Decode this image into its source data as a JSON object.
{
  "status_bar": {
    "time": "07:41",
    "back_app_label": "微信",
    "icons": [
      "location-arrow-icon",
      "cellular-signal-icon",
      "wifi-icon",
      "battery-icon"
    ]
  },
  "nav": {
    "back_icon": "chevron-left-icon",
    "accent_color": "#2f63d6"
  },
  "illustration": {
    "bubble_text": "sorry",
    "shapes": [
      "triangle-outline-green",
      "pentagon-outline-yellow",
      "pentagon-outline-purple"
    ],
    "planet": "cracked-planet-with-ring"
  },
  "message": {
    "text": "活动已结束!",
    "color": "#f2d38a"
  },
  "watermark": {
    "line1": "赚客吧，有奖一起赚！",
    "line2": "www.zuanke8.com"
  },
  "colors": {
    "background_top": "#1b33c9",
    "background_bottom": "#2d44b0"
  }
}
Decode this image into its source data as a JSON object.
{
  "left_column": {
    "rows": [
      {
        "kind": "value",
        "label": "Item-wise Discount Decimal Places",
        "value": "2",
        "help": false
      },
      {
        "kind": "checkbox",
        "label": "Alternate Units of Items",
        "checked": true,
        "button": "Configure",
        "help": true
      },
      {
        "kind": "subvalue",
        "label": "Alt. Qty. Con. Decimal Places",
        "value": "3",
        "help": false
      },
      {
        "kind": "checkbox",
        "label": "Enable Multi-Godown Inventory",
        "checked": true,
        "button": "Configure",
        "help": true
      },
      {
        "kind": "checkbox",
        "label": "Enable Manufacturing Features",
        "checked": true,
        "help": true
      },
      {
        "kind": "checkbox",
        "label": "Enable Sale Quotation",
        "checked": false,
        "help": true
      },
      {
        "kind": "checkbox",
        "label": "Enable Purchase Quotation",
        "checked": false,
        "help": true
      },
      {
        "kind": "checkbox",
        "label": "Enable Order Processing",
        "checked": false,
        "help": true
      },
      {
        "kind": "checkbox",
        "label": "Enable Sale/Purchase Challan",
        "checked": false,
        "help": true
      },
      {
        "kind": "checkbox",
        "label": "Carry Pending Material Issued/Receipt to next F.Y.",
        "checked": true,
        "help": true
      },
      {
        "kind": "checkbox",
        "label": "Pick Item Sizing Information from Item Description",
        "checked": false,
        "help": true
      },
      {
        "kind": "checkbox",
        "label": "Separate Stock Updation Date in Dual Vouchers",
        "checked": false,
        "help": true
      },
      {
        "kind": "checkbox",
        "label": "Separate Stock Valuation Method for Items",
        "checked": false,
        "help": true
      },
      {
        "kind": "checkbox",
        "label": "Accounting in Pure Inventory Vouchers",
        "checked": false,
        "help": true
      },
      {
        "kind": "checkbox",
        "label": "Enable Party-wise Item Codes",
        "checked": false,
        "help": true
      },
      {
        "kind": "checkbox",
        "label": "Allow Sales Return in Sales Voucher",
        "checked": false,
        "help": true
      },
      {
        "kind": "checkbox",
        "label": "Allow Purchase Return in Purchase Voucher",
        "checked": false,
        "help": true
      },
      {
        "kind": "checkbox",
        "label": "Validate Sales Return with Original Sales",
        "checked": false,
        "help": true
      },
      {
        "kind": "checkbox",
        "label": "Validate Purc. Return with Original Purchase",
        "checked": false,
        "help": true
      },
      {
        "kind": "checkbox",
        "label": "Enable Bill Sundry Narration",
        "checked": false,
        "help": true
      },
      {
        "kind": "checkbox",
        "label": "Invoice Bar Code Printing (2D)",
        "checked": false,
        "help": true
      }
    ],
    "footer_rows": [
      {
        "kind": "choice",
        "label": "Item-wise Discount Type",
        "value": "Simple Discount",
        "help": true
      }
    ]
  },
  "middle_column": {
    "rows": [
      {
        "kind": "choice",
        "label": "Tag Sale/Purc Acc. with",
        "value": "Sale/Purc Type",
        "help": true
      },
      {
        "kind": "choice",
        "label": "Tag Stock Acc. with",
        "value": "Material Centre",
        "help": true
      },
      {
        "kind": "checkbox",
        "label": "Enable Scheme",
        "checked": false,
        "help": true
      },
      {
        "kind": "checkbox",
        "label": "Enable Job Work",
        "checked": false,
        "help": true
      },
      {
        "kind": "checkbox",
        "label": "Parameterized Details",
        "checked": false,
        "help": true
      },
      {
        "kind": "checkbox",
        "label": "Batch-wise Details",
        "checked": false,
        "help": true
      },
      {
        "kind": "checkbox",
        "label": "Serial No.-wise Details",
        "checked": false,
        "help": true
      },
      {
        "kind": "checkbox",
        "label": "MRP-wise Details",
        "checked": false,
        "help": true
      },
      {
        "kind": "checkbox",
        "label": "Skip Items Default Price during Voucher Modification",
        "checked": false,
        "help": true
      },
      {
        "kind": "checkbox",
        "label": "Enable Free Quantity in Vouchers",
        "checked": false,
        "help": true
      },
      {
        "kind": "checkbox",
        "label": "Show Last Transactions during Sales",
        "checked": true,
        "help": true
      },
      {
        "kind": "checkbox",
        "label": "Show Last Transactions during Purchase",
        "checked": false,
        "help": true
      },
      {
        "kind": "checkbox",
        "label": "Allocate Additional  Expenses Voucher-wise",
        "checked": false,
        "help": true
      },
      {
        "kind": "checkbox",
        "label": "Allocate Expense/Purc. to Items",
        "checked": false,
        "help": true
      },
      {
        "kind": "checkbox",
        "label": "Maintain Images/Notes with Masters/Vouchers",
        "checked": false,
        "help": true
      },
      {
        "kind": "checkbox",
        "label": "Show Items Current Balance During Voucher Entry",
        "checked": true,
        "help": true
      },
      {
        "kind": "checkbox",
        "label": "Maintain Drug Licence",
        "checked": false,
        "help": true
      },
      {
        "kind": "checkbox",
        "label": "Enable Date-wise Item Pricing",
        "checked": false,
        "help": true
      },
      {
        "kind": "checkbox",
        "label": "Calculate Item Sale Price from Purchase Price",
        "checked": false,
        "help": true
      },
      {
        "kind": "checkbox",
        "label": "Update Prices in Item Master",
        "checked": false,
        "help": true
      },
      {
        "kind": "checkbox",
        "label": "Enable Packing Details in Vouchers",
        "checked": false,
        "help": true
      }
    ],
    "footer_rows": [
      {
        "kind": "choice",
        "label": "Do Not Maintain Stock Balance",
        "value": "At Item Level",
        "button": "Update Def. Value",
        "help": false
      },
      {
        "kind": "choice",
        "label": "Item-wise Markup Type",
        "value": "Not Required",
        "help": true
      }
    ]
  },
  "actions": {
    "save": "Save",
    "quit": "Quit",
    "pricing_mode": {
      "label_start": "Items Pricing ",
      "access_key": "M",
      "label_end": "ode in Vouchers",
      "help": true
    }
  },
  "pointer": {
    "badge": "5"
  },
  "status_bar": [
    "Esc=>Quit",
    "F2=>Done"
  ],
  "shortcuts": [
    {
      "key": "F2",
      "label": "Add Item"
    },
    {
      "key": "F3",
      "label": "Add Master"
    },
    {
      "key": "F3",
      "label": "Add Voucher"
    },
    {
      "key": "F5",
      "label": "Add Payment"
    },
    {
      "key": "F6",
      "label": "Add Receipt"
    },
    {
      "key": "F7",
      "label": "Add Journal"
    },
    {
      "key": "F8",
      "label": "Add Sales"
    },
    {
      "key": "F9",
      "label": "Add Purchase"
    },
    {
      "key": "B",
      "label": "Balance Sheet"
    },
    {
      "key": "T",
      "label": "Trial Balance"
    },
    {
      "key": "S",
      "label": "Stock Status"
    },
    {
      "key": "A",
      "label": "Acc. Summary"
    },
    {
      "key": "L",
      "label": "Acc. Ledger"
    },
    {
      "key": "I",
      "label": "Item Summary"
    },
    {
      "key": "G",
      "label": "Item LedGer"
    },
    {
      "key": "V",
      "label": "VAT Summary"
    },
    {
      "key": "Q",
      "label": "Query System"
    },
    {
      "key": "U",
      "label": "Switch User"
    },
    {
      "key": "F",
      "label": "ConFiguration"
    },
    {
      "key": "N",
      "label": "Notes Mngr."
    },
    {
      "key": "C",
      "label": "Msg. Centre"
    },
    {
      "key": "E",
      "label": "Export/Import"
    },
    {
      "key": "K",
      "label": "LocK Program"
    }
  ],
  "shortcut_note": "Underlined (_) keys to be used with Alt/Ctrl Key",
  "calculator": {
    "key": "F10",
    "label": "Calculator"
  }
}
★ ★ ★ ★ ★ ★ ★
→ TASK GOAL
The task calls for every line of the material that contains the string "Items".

→ WRITTEN RESPONSE
        "label": "Alternate Units of Items",
        "label": "Separate Stock Valuation Method for Items",
        "label": "Skip Items Default Price during Voucher Modification",
        "label": "Allocate Expense/Purc. to Items",
        "label": "Show Items Current Balance During Voucher Entry",
      "label_start": "Items Pricing ",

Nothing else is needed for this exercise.